[Records drawn from a dataset]
• • • •

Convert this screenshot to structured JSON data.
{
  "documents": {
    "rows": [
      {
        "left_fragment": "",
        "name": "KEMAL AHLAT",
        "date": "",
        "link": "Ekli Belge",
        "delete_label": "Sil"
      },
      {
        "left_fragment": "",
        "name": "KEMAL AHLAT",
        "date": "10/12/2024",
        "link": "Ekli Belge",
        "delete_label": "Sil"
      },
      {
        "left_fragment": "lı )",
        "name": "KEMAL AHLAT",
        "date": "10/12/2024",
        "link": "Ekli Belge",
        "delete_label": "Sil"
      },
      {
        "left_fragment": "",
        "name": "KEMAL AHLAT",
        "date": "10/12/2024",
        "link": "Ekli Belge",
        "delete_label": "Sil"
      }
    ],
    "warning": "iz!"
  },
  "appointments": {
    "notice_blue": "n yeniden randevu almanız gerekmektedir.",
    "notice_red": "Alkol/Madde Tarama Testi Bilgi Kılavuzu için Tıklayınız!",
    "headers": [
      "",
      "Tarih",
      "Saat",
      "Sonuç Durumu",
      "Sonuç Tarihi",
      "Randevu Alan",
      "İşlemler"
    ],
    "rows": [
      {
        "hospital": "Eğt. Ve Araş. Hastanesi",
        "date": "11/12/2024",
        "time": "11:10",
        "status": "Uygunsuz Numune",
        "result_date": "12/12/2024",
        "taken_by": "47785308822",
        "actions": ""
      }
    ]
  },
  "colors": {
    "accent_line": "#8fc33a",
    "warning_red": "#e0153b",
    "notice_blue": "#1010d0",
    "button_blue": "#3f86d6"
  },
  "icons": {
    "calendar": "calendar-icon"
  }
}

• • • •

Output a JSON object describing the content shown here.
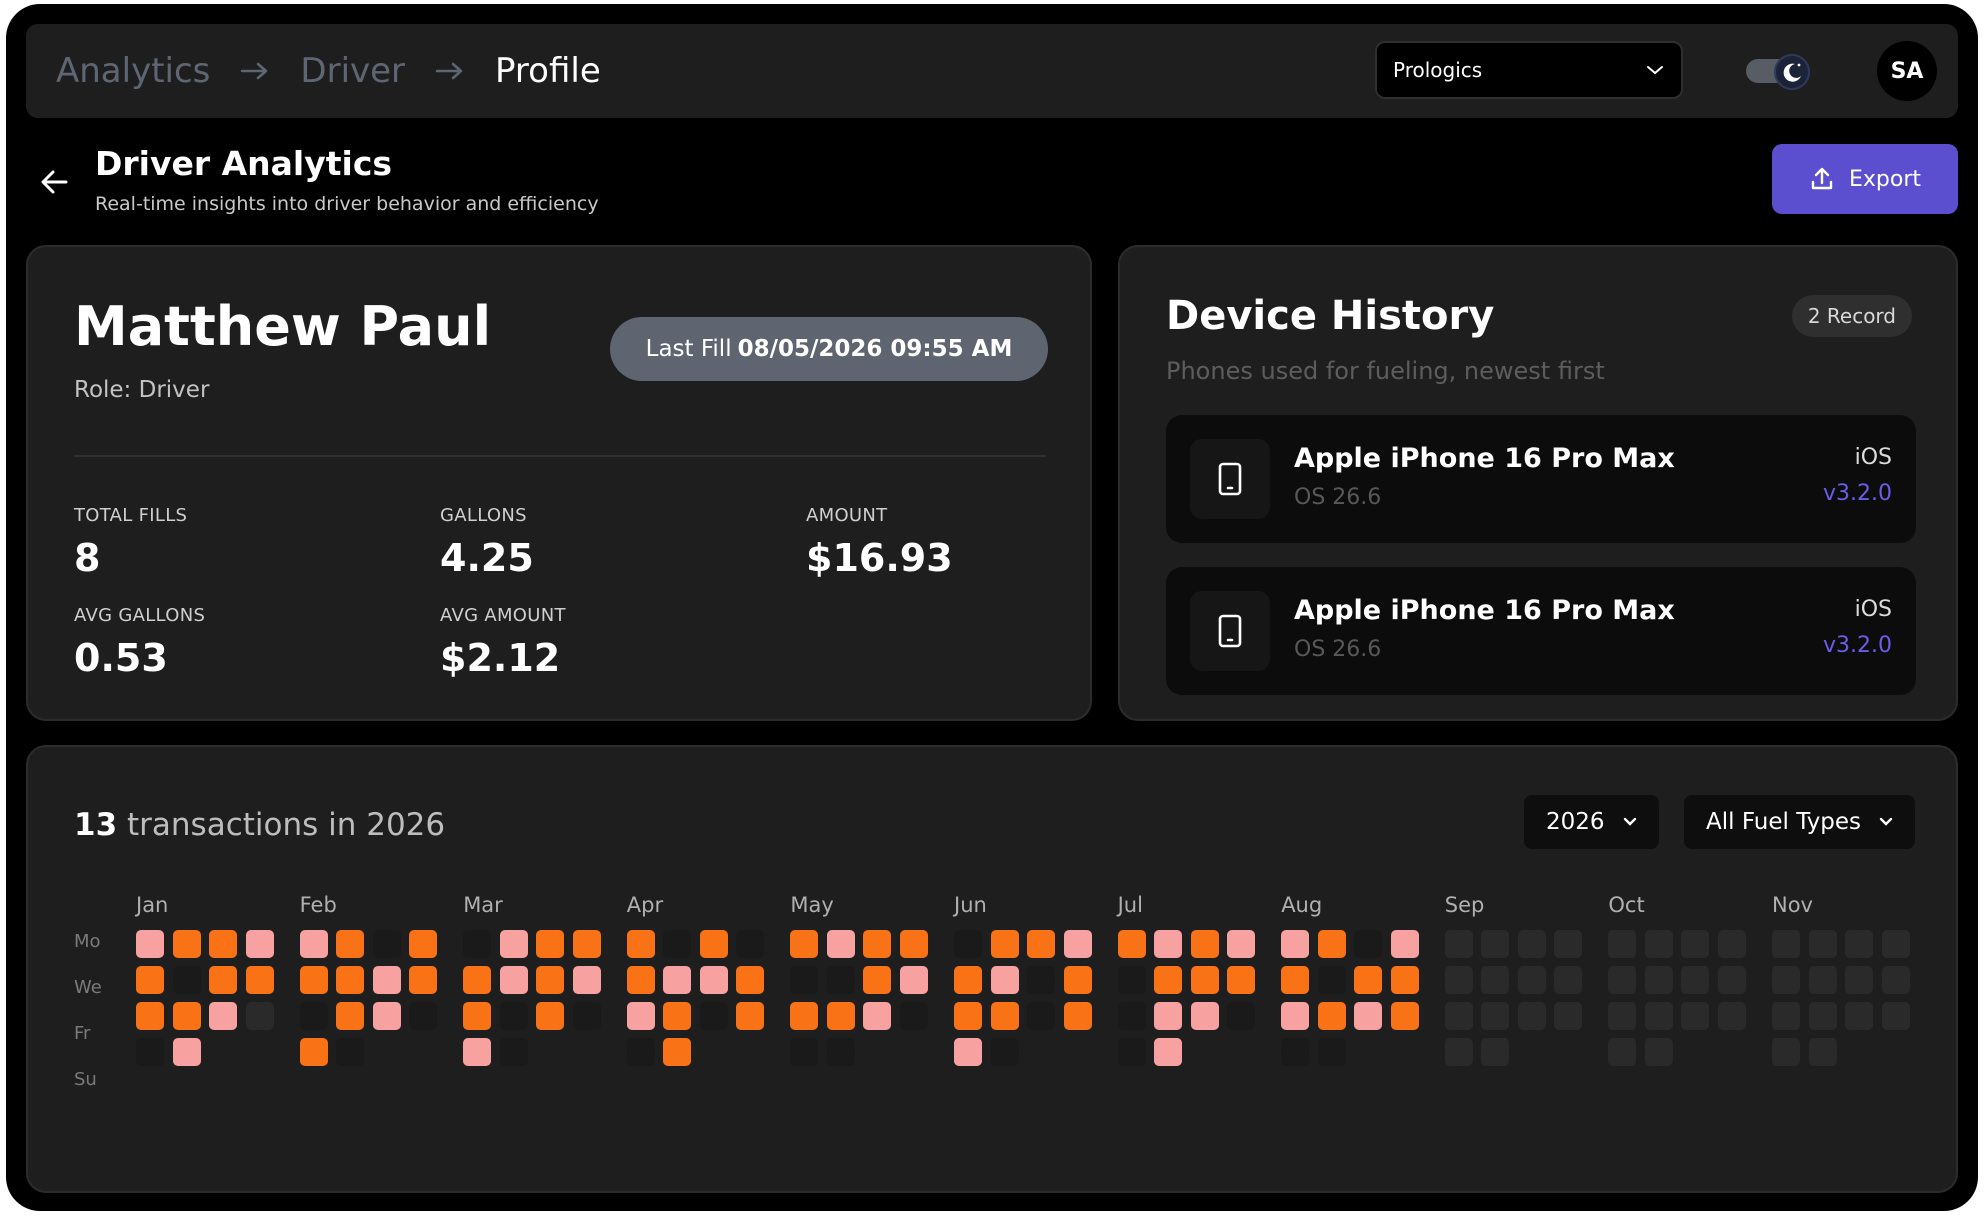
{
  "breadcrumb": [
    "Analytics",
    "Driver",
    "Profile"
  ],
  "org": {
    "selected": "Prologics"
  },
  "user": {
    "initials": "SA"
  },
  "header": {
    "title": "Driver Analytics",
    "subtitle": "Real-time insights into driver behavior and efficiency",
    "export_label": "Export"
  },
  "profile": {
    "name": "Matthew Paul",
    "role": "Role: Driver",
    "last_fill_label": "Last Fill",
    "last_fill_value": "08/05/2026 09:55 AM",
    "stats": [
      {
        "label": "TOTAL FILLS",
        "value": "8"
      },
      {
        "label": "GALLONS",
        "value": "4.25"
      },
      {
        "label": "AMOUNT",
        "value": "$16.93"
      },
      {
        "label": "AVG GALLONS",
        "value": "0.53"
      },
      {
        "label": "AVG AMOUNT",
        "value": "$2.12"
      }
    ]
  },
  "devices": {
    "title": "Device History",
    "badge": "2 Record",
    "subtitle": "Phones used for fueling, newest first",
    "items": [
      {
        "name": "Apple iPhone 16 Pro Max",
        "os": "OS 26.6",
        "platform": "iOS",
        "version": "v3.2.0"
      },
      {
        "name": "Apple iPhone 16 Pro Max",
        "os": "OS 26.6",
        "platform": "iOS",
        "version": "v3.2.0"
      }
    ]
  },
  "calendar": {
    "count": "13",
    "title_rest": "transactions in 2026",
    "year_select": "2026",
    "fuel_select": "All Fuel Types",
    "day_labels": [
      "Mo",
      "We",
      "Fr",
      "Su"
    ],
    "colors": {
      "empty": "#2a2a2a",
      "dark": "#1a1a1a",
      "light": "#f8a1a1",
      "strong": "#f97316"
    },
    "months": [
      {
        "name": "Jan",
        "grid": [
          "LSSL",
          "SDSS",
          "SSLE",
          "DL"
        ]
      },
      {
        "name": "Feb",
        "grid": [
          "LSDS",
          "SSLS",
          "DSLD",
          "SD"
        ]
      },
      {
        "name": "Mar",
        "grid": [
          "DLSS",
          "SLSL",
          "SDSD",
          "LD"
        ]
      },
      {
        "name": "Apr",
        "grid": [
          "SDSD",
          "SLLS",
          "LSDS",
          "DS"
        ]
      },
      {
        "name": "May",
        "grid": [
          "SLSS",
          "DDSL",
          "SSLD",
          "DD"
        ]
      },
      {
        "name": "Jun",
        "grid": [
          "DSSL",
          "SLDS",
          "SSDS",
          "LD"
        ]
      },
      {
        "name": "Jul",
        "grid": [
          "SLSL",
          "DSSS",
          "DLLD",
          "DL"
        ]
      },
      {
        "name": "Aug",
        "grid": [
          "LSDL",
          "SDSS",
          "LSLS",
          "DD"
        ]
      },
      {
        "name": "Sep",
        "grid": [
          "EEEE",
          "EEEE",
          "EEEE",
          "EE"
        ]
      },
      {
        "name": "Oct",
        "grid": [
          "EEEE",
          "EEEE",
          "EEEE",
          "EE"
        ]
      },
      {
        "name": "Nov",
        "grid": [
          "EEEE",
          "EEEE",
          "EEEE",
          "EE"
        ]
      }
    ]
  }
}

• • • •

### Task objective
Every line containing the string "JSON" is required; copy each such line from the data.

### Answer
Convert this screenshot to structured JSON data.
Output a JSON object describing the content shown here.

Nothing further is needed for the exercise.